The paper assesses the ventilation system performance of a modern Finnish building with kitchen boosting and proposes a new design concept which addresses changes to the overall design approach for the future apartment residential building with high airtightness level in Finland.
In general, new Finnish apartment buildings are equipped with mechanical balanced demand-based ventilation. The airflow rate in the kitchen hood is boosted on demand to improve pollutant extraction during cooking. However, in practice, it has been found that the system does not work as desired. The focus of the paper was to present the simulation results from a case building equipped with a ventilation system that is commonly used in Finland. In the analysis, the airflow rates are calculated for the room, apartment, and air handling unit (AHU) levels for various ventilation mode scenarios. A significant imbalance of over 10% between the supply and exhaust airflows at the room and apartment levels was observed in the boosting mode. This imbalance creates a pressure difference over the building envelope, particularly in small studio apartments. The calculated pressure difference for future buildings with high airtightness were at the warning level of 40 Pa below atmospheric level. The kitchen hood exhaust system showed a 28% lower airflow rate in certain scenarios. A new solution to guarantee the designed airflow rates was proposed and assessed. The new solution consists of replacing the apartment level flow control damper and a new balancing method for the kitchen hood exhaust branch. The proposed design was able to stay within 10% of the designed airflow rates in all operation modes.

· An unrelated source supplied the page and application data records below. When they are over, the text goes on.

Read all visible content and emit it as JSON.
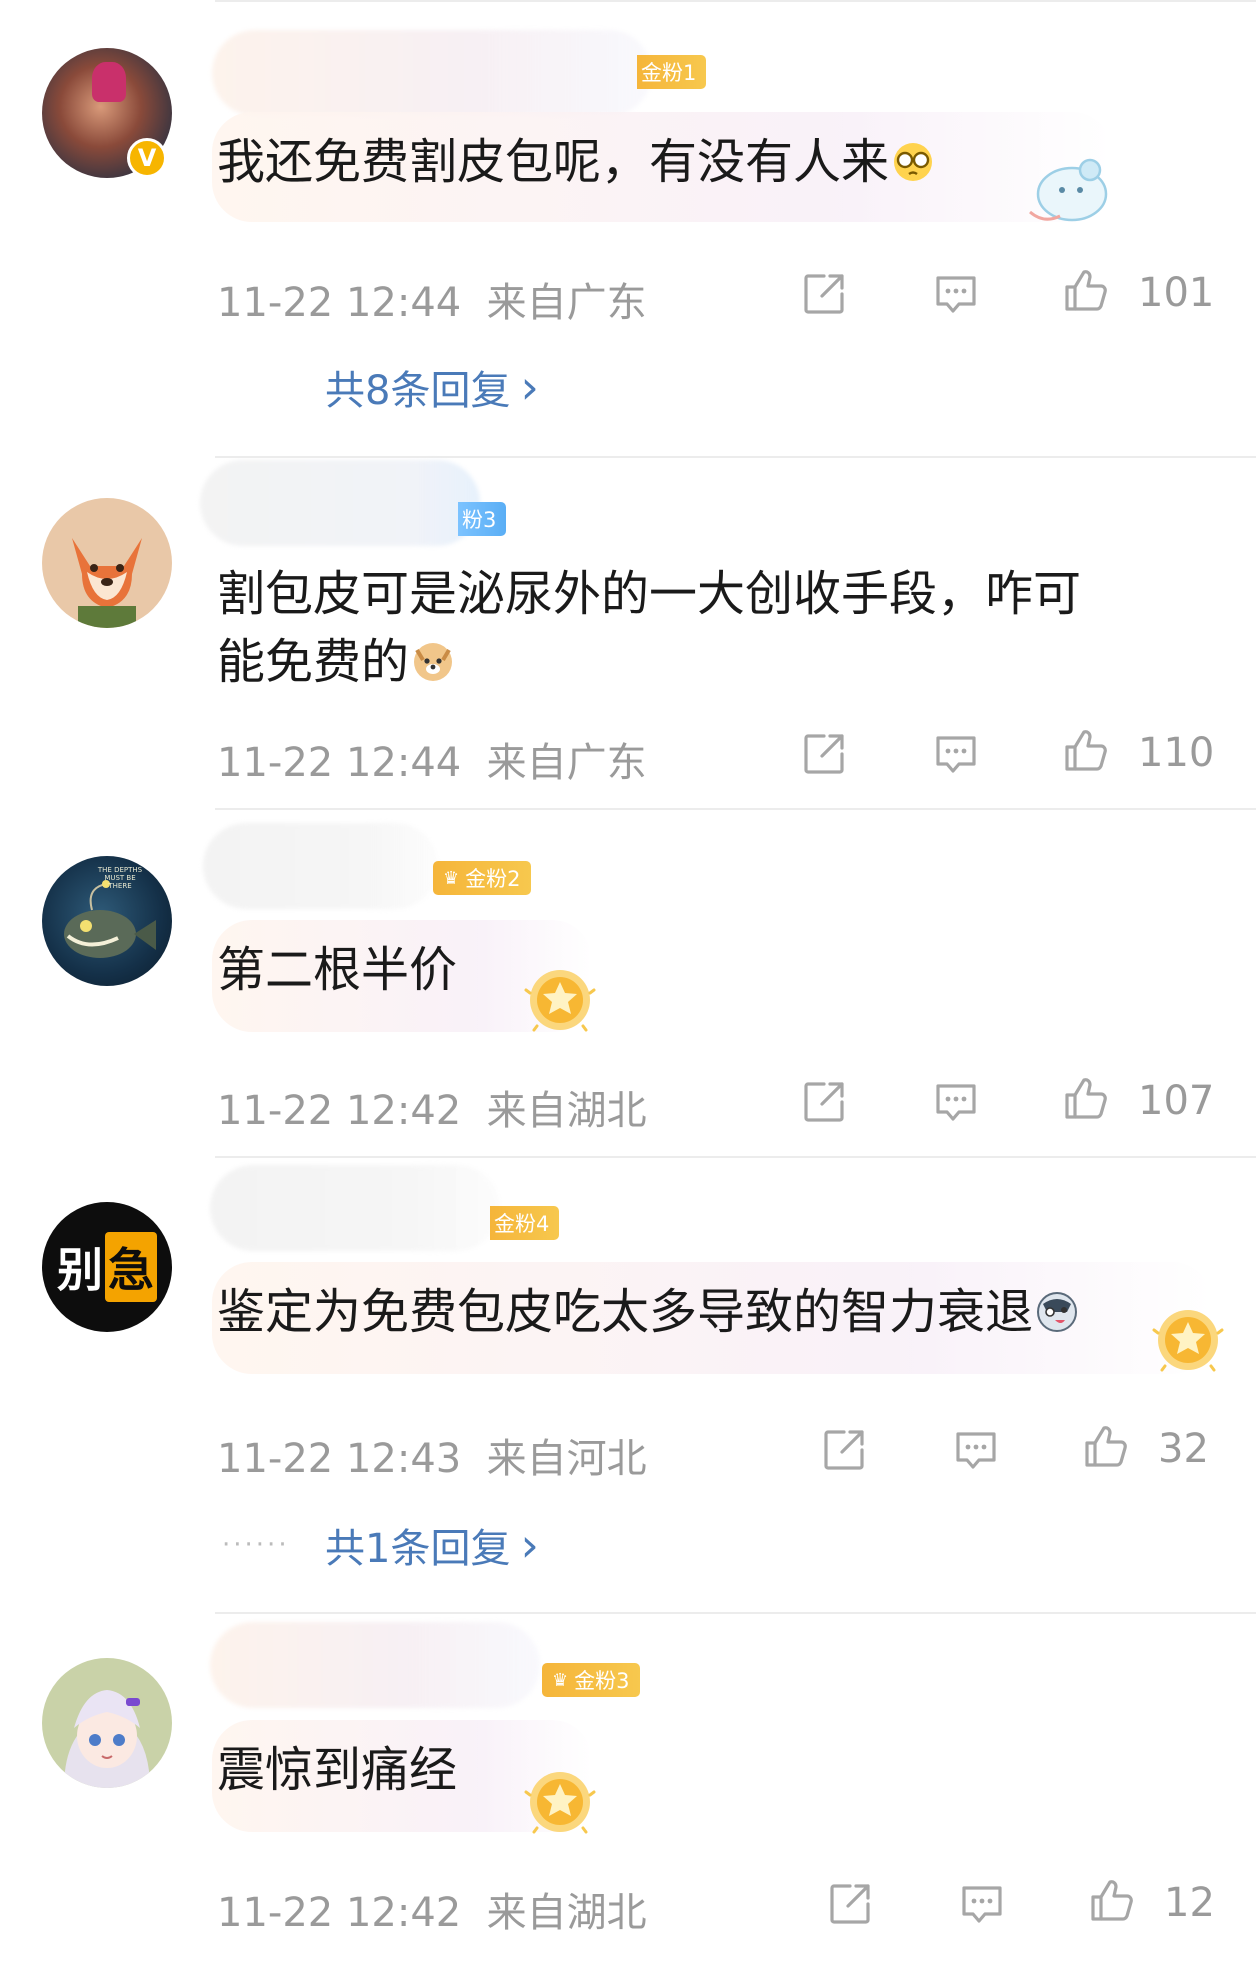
{
  "comments": [
    {
      "fan_badge": "金粉1",
      "verified": "V",
      "text": "我还免费割皮包呢，有没有人来",
      "time": "11-22 12:44",
      "location": "来自广东",
      "likes": "101",
      "replies": "共8条回复",
      "chevron": "›"
    },
    {
      "fan_badge": "粉3",
      "text_line1": "割包皮可是泌尿外的一大创收手段，咋可",
      "text_line2": "能免费的",
      "time": "11-22 12:44",
      "location": "来自广东",
      "likes": "110"
    },
    {
      "fan_badge": "金粉2",
      "text": "第二根半价",
      "avatar_text": "THE DEPTHS MUST BE THERE",
      "time": "11-22 12:42",
      "location": "来自湖北",
      "likes": "107"
    },
    {
      "fan_badge": "金粉4",
      "avatar_chars": [
        "别",
        "急"
      ],
      "text": "鉴定为免费包皮吃太多导致的智力衰退",
      "time": "11-22 12:43",
      "location": "来自河北",
      "likes": "32",
      "dots": "······",
      "replies": "共1条回复",
      "chevron": "›"
    },
    {
      "fan_badge": "金粉3",
      "text": "震惊到痛经",
      "time": "11-22 12:42",
      "location": "来自湖北",
      "likes": "12"
    }
  ],
  "icons": {
    "share": "share-icon",
    "comment": "comment-icon",
    "like": "thumbs-up-icon"
  },
  "colors": {
    "reply_link": "#4a7ab8",
    "meta_gray": "#9a9a9a",
    "gold_badge": "#f5b53a",
    "blue_badge": "#5aaef5"
  }
}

- Apartment building
- Demand-based ventilation
- Kitchen boosting
- Nordic climate